News: The President who used 'pocket veto' to stall legislation he didn't agree with


Veto Power:


       A bill must be forwarded to the Indian President for approval before it can become an act after being tabled in the Parliament and passed by the body.

       The decision to accept, reject or withhold assent to the measure rests with the President of India.

       The choice of the President over the bill is called his veto power.

       A veto cannot be used to take a certain decision, it can be only used to prevent a decision.


Does the President have a scope to reject or act in his discretion?

       The president has the authority to reject legislation that has been approved by the legislature.

       The president of India has the discretionary powers to veto measures.

       He does not need to take the advice of the council of ministers into consideration in order to use this power.


Absolute Veto:

       By using this veto the President can withhold the assent to the bill.

       In such cases the bill gets rejected and it cannot become law.


Suspensive Veto:

       The President, instead of rejecting, sends the bill to parliament for reconsideration.


Pocket Veto:

       Under this power, the president neither gives assent to the bill, nor he returns it to the parliament.

       The bill remains pending for an uncertain time.
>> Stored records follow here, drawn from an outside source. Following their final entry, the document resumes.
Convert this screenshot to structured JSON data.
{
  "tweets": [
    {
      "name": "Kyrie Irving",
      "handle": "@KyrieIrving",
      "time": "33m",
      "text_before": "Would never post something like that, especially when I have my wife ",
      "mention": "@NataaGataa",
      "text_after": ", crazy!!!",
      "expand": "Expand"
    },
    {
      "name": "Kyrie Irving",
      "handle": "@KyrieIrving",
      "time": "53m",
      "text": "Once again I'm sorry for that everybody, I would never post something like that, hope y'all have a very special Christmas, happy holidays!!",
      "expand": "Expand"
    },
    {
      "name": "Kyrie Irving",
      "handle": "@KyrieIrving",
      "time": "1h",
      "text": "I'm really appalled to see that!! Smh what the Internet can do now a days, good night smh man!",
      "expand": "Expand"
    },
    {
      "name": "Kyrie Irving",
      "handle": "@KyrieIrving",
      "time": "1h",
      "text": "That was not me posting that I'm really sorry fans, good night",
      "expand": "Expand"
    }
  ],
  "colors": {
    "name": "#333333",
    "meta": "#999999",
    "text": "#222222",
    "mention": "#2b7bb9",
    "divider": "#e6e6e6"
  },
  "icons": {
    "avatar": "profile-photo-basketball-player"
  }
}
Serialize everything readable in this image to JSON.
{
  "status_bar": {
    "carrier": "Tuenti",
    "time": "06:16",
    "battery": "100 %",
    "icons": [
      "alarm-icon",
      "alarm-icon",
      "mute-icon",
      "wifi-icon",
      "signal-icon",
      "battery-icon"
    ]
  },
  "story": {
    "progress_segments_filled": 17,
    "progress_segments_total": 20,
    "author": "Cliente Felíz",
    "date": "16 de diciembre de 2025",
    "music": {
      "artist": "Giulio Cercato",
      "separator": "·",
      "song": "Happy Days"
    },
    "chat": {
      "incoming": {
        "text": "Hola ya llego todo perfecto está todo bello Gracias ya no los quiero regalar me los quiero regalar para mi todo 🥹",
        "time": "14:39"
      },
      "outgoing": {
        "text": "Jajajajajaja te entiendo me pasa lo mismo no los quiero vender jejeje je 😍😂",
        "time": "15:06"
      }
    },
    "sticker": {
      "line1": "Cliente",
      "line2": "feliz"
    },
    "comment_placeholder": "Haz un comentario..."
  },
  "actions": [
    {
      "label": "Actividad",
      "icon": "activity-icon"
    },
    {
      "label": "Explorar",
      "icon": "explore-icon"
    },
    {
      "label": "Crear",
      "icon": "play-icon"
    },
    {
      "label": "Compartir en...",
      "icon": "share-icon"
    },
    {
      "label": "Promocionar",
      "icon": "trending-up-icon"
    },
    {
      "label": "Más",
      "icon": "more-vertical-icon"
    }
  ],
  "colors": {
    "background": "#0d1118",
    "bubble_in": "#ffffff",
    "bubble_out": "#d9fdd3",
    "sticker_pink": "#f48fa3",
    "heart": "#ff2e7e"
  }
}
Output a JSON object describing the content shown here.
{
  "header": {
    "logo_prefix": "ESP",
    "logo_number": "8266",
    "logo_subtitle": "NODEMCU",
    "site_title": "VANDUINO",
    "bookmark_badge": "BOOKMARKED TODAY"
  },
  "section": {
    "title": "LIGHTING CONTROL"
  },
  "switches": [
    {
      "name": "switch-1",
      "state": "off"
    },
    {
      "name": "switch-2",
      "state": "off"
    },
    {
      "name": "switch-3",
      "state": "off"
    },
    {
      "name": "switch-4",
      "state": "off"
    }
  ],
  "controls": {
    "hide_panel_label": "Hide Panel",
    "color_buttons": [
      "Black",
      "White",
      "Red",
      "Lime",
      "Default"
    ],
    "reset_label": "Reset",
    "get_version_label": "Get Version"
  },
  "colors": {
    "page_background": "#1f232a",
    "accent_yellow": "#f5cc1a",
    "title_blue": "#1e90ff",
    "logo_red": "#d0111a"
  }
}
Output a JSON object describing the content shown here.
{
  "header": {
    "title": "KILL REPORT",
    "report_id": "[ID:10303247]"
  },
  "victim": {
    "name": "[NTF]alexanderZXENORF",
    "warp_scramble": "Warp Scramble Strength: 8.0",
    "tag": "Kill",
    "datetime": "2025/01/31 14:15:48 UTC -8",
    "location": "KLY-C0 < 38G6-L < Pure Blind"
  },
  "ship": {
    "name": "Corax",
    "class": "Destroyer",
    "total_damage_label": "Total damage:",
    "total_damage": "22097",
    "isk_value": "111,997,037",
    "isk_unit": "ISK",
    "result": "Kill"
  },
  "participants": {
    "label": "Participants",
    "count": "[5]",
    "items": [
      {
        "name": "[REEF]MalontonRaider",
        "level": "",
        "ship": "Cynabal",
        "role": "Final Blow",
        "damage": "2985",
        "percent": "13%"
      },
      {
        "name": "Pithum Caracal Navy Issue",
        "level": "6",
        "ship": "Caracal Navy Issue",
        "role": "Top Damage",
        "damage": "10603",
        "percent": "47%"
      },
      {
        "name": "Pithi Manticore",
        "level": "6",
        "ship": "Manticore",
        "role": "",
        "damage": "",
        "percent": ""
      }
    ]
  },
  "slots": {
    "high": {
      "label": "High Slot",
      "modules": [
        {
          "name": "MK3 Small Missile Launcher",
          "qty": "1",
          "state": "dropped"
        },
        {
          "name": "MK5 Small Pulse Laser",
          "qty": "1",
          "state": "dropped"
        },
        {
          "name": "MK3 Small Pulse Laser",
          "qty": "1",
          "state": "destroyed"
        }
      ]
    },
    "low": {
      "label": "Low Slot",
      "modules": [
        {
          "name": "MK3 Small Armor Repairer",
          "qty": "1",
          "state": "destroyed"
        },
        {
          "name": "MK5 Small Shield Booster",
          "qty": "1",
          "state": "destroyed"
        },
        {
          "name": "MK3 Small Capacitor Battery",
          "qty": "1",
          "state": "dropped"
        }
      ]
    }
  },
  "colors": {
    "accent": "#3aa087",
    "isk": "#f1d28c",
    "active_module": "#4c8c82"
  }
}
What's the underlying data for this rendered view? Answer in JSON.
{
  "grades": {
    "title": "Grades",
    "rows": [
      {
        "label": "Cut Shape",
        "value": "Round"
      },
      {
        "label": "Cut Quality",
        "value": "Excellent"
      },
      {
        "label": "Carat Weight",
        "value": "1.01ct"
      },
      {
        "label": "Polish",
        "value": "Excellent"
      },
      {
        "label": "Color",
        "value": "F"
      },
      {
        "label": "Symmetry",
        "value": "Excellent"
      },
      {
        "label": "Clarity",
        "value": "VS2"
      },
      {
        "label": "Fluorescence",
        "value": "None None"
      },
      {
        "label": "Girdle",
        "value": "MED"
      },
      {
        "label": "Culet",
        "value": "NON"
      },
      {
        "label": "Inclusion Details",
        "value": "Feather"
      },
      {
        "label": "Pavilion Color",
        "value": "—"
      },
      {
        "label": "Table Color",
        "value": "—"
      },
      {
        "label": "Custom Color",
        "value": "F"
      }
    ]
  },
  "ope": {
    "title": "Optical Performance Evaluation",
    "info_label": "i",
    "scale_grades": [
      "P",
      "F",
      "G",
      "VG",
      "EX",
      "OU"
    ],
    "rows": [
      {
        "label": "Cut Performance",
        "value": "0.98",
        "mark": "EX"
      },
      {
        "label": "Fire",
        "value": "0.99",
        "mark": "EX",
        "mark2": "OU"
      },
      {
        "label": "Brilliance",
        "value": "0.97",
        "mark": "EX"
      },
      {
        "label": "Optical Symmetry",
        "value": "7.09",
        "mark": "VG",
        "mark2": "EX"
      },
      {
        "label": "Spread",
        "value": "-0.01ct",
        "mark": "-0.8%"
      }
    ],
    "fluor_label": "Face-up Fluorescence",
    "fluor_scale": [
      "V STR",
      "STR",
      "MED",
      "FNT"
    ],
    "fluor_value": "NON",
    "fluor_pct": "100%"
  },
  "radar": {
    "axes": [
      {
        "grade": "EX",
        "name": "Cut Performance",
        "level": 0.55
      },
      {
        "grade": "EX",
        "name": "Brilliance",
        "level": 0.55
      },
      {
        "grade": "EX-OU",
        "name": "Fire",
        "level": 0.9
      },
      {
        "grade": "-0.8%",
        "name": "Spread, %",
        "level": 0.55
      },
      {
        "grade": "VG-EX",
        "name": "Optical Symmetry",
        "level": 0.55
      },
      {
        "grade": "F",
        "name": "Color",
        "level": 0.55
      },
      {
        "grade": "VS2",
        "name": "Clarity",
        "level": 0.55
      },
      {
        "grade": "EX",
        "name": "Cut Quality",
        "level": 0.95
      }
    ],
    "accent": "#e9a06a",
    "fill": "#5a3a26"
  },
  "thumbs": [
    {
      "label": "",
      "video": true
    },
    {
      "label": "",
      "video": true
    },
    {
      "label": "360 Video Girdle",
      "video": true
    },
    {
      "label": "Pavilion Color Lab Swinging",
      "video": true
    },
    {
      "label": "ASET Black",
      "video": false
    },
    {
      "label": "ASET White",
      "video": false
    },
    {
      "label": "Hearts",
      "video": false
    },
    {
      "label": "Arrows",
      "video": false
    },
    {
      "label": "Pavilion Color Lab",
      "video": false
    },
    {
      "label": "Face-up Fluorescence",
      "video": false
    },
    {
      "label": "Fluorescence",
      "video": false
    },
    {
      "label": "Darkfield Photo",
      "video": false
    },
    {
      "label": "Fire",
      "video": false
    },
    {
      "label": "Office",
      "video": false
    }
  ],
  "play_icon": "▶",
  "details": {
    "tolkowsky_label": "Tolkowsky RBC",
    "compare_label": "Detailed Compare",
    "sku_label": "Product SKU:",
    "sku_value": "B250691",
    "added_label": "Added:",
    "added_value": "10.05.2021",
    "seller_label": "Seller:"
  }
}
Thus, the bill cannot become the law.


Constitutional Provision:

       Article 111 of the Indian Constitution governs the veto power of the President of India. Under this article

       the President declares if he assents to the Bill.

       he/she withholds assent (Absolute veto power).

       he/she returns the Bill (except Money Bill) to the parliament with a message for reconsideration of the Bill. (Suspensive Veto).

       the Houses shall reconsider the returned Bill, and if it passed the Bill again and presented to the President, then he shall not withhold assent.